“Quite rightly, Waikato communities are increasingly concerned about climate-related reductions in water availability and the implications for freshwater ecosystems, urban and industrial water supply/demand, ongoing delivery of electricity generation, primary sector productivity and future growth,” he said.

“At the heart of the problem are the impacts of a prolonged period of reduced rainfall on water resource supply and an increase in demand in parts of our region.

“The effects of climate change are likely to exacerbate constraints on water availability and increase demand, and this in turn can impact quality.

“On top of this, water allocations are approaching, or exceeding limits in several major catchments, such as the Piako and Whangamarino.”
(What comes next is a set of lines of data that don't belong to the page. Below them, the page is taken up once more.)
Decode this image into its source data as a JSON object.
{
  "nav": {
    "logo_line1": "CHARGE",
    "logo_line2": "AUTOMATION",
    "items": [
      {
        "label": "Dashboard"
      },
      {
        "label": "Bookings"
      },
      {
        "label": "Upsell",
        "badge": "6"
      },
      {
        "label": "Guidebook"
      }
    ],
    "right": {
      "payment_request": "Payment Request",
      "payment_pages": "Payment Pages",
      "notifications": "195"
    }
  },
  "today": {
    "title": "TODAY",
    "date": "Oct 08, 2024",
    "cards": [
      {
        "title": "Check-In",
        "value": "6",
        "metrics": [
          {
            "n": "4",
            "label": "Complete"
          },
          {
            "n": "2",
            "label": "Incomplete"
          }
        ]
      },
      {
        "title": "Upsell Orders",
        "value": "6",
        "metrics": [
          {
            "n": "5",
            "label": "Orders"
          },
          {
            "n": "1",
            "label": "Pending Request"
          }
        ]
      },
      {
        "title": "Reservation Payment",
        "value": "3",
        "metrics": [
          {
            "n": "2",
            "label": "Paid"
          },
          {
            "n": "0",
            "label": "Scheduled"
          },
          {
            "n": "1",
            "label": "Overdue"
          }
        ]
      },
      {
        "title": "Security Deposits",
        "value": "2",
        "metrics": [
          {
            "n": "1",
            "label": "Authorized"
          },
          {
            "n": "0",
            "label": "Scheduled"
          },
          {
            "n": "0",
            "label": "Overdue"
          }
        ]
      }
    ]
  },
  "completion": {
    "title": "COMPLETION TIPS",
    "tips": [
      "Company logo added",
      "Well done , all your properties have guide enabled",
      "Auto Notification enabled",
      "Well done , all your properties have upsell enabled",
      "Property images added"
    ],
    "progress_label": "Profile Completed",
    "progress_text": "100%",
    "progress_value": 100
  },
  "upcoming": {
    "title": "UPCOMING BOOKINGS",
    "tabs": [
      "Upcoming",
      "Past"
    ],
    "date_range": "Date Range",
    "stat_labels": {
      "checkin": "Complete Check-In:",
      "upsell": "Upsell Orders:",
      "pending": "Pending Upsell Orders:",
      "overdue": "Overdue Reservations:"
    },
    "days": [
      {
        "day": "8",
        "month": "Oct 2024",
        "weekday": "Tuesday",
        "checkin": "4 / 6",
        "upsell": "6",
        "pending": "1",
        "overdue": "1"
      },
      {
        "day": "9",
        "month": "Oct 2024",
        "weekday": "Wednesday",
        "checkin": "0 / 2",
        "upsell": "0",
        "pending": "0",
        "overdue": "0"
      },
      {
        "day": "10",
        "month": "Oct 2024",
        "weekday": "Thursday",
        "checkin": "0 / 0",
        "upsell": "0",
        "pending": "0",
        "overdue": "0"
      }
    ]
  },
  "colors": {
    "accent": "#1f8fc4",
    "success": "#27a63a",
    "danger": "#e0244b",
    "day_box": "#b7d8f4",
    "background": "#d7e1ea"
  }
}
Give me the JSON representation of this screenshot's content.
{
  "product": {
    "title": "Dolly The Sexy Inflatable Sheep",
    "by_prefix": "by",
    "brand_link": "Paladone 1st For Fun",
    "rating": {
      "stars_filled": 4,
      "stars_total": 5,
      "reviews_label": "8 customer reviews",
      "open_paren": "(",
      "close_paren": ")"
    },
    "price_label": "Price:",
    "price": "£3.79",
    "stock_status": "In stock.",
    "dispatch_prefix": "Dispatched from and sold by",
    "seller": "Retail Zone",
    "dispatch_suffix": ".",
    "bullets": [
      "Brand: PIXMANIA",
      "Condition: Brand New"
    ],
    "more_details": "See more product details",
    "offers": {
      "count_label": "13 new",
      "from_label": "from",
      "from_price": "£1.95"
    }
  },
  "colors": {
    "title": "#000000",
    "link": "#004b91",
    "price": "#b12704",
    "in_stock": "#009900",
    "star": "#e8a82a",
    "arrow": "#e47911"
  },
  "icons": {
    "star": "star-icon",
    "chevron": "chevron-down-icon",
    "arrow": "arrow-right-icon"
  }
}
Dr Scarsbrook said it was likely that further resource limits set through the Government’s national policy statement for freshwater management would reduce water availability in order to improve environmental outcomes.

“This will increase competition among water users,” he said.

“The strategy will support and provide leadership in conversations on regional and local water security issues and identify potential solutions.”

Waikato Regional Council Chair, Pamela Storey said concerns about the security of freshwater for the rohe (region) had been raised by regional councillors and the previous mayoral forum.

“This strategy is a first step to providing a detailed understanding of the current state and confirms the need for a smart, integrated plan to manage the scale, severity and impact of water security issues for the Waikato region,” Cr Storey said.

She said the strategy builds on national and local water security initiatives to identify a roadmap for a coordinated regional response to changing water security.

It recommends the development of a collaborative, multi-stakeholder and regional-scale Water Security Implementation Plan to identify roles and responsibilities in addressing the significant water security challenges facing the region, and to establish partnerships to implement appropriate solutions.

The 30-year plan has already been identified as one of the council’s three goals for success in its strategic direction adopted earlier this year, and is expected to be completed by 2025.

The strategy also recommends development of a more detailed water accounting system for the Waikato that can provide timely and robust information on water availability and demand – including better information on actual use – to communities.

Potential solutions identified in the strategy include managing demand, enhancing supply and increasing ecosystem resilience to periods of water deficit, but it is recognised that all options need to be “on the table and assessment of options should follow a robust process,” Dr Scarsbrook said.

Read the strategy here.

Latest Articles